Sam Leith in The Guardian:

David Baddiel was six years old when his mother told him death was like a long sleep from which you never wake up. “I think from that point,” he says, “I never really wanted to go to sleep again.” That night, he lay on the top bunk of his bed, fervently praying – “probably” the first and last time he has prayed with any sincerity – that “my life as it was in Dollis Hill in 1971 would still somehow continue after death”.

More than half a century later Baddiel is still an insomniac, and he’s still terrified by the prospect of dying. “I don’t quite believe anyone who says they’re not,” he says.
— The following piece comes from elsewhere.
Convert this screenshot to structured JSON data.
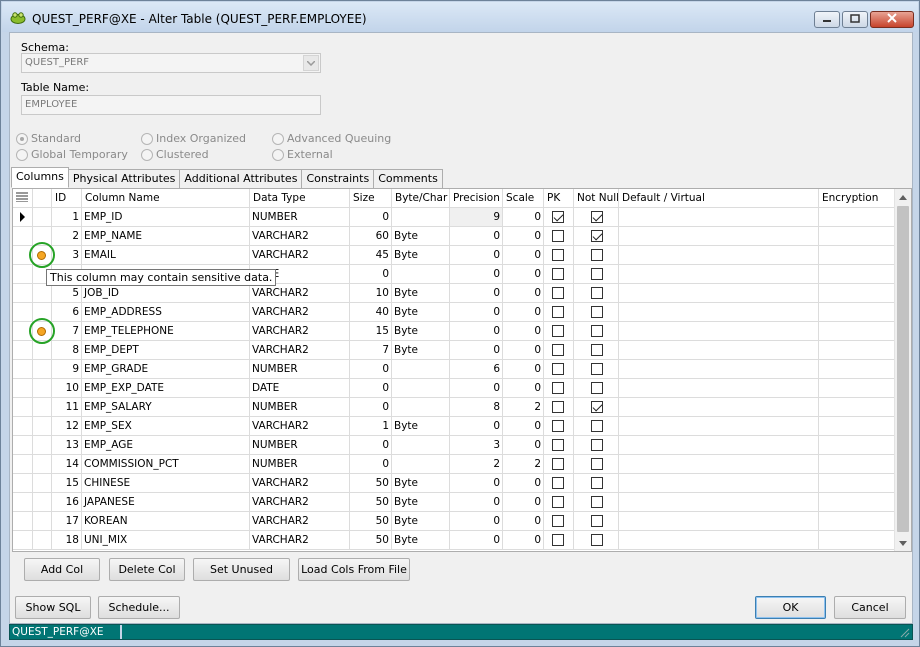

That childhood memory, and that conviction, is what kicks off his latest book, The God Desire, which delivers in a brisk 110-odd pages what Baddiel considers “an absolutely slam-dunk argument” against the existence of God.

More here.

Sunday Poem

Some Days

I put the people in their places at the table,
bend their legs at the knees,
if they come with that feature,
and fix them into tiny wooden chairs.

All afternoon they face one another,
the man in the brown suit,
the woman in the blue dress,
perfectly motionless, perfectly behaved.

But other days, I am the one
who is lifted up by the ribs,
then lowered into the dining room of a dollhouse
to sit with the others at the long table.

Very funny,
but how would you like it
if you never knew from one day to the next
if you were going to spend it

striding around like a vivid god,
or sitting down there amidst the wallpaper,
staring straight ahead with your little plastic face?

by Billy Colllins
Sailing Alone Around the Room
Random House, 21002